Segment Start: Input material
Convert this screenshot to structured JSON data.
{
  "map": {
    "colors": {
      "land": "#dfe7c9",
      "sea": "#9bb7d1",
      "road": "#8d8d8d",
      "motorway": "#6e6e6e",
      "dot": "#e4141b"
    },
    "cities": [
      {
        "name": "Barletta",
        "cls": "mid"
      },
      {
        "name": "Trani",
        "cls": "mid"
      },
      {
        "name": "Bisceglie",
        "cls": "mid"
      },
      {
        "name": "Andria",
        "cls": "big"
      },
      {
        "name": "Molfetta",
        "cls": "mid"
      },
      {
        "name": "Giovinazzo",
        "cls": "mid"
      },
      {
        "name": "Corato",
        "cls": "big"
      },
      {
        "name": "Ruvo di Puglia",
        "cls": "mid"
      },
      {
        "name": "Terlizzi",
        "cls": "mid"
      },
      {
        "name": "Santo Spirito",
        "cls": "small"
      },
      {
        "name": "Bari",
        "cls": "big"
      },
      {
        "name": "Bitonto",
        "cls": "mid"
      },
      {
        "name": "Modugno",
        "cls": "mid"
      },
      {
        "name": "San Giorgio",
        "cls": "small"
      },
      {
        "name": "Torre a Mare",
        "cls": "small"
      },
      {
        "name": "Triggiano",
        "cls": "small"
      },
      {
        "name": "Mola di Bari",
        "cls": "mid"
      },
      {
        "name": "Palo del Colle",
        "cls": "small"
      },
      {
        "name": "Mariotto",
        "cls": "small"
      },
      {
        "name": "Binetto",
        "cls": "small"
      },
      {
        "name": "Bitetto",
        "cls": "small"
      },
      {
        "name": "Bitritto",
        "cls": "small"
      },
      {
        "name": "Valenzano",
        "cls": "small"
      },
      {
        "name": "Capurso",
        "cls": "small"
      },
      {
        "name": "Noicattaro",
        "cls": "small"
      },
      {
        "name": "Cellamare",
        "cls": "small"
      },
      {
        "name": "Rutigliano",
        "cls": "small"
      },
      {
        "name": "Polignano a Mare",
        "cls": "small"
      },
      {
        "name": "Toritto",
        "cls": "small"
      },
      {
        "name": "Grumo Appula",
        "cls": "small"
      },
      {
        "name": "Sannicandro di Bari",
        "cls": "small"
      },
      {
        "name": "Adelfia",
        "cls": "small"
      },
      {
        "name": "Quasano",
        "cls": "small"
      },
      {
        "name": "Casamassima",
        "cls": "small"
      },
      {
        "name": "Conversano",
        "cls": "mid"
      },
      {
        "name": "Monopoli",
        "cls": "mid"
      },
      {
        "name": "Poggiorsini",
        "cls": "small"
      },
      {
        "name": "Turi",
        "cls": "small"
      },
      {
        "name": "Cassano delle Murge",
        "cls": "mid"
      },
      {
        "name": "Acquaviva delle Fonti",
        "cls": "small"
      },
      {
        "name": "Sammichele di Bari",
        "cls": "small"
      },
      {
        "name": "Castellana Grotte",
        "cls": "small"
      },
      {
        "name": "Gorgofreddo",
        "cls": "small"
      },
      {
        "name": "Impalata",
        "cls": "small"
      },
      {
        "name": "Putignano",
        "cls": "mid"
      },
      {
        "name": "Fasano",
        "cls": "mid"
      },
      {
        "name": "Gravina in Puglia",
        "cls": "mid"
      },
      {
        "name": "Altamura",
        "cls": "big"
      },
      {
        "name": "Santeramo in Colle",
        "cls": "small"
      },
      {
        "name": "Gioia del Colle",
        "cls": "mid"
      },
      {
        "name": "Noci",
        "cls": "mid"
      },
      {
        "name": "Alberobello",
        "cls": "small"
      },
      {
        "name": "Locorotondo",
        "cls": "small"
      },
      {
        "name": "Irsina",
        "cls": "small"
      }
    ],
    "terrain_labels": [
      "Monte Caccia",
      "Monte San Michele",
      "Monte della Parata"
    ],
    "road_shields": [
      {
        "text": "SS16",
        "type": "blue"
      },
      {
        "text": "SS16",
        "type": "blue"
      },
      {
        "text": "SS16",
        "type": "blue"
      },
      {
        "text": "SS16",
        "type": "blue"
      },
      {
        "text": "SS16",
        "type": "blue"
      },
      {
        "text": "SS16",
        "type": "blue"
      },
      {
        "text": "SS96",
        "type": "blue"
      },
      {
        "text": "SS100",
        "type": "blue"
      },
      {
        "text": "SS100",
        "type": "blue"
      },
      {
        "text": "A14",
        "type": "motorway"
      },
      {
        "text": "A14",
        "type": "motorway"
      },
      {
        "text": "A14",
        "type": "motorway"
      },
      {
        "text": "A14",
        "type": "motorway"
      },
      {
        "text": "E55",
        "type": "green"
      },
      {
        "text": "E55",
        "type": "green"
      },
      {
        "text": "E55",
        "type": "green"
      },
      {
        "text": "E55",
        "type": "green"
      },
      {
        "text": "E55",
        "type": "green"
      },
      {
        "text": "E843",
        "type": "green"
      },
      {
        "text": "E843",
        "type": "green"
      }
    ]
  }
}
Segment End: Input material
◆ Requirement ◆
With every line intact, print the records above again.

◆ Answer for this exercise ◆
Convert this screenshot to structured JSON data.
{
  "map": {
    "colors": {
      "land": "#dfe7c9",
      "sea": "#9bb7d1",
      "road": "#8d8d8d",
      "motorway": "#6e6e6e",
      "dot": "#e4141b"
    },
    "cities": [
      {
        "name": "Barletta",
        "cls": "mid"
      },
      {
        "name": "Trani",
        "cls": "mid"
      },
      {
        "name": "Bisceglie",
        "cls": "mid"
      },
      {
        "name": "Andria",
        "cls": "big"
      },
      {
        "name": "Molfetta",
        "cls": "mid"
      },
      {
        "name": "Giovinazzo",
        "cls": "mid"
      },
      {
        "name": "Corato",
        "cls": "big"
      },
      {
        "name": "Ruvo di Puglia",
        "cls": "mid"
      },
      {
        "name": "Terlizzi",
        "cls": "mid"
      },
      {
        "name": "Santo Spirito",
        "cls": "small"
      },
      {
        "name": "Bari",
        "cls": "big"
      },
      {
        "name": "Bitonto",
        "cls": "mid"
      },
      {
        "name": "Modugno",
        "cls": "mid"
      },
      {
        "name": "San Giorgio",
        "cls": "small"
      },
      {
        "name": "Torre a Mare",
        "cls": "small"
      },
      {
        "name": "Triggiano",
        "cls": "small"
      },
      {
        "name": "Mola di Bari",
        "cls": "mid"
      },
      {
        "name": "Palo del Colle",
        "cls": "small"
      },
      {
        "name": "Mariotto",
        "cls": "small"
      },
      {
        "name": "Binetto",
        "cls": "small"
      },
      {
        "name": "Bitetto",
        "cls": "small"
      },
      {
        "name": "Bitritto",
        "cls": "small"
      },
      {
        "name": "Valenzano",
        "cls": "small"
      },
      {
        "name": "Capurso",
        "cls": "small"
      },
      {
        "name": "Noicattaro",
        "cls": "small"
      },
      {
        "name": "Cellamare",
        "cls": "small"
      },
      {
        "name": "Rutigliano",
        "cls": "small"
      },
      {
        "name": "Polignano a Mare",
        "cls": "small"
      },
      {
        "name": "Toritto",
        "cls": "small"
      },
      {
        "name": "Grumo Appula",
        "cls": "small"
      },
      {
        "name": "Sannicandro di Bari",
        "cls": "small"
      },
      {
        "name": "Adelfia",
        "cls": "small"
      },
      {
        "name": "Quasano",
        "cls": "small"
      },
      {
        "name": "Casamassima",
        "cls": "small"
      },
      {
        "name": "Conversano",
        "cls": "mid"
      },
      {
        "name": "Monopoli",
        "cls": "mid"
      },
      {
        "name": "Poggiorsini",
        "cls": "small"
      },
      {
        "name": "Turi",
        "cls": "small"
      },
      {
        "name": "Cassano delle Murge",
        "cls": "mid"
      },
      {
        "name": "Acquaviva delle Fonti",
        "cls": "small"
      },
      {
        "name": "Sammichele di Bari",
        "cls": "small"
      },
      {
        "name": "Castellana Grotte",
        "cls": "small"
      },
      {
        "name": "Gorgofreddo",
        "cls": "small"
      },
      {
        "name": "Impalata",
        "cls": "small"
      },
      {
        "name": "Putignano",
        "cls": "mid"
      },
      {
        "name": "Fasano",
        "cls": "mid"
      },
      {
        "name": "Gravina in Puglia",
        "cls": "mid"
      },
      {
        "name": "Altamura",
        "cls": "big"
      },
      {
        "name": "Santeramo in Colle",
        "cls": "small"
      },
      {
        "name": "Gioia del Colle",
        "cls": "mid"
      },
      {
        "name": "Noci",
        "cls": "mid"
      },
      {
        "name": "Alberobello",
        "cls": "small"
      },
      {
        "name": "Locorotondo",
        "cls": "small"
      },
      {
        "name": "Irsina",
        "cls": "small"
      }
    ],
    "terrain_labels": [
      "Monte Caccia",
      "Monte San Michele",
      "Monte della Parata"
    ],
    "road_shields": [
      {
        "text": "SS16",
        "type": "blue"
      },
      {
        "text": "SS16",
        "type": "blue"
      },
      {
        "text": "SS16",
        "type": "blue"
      },
      {
        "text": "SS16",
        "type": "blue"
      },
      {
        "text": "SS16",
        "type": "blue"
      },
      {
        "text": "SS16",
        "type": "blue"
      },
      {
        "text": "SS96",
        "type": "blue"
      },
      {
        "text": "SS100",
        "type": "blue"
      },
      {
        "text": "SS100",
        "type": "blue"
      },
      {
        "text": "A14",
        "type": "motorway"
      },
      {
        "text": "A14",
        "type": "motorway"
      },
      {
        "text": "A14",
        "type": "motorway"
      },
      {
        "text": "A14",
        "type": "motorway"
      },
      {
        "text": "E55",
        "type": "green"
      },
      {
        "text": "E55",
        "type": "green"
      },
      {
        "text": "E55",
        "type": "green"
      },
      {
        "text": "E55",
        "type": "green"
      },
      {
        "text": "E55",
        "type": "green"
      },
      {
        "text": "E843",
        "type": "green"
      },
      {
        "text": "E843",
        "type": "green"
      }
    ]
  }
}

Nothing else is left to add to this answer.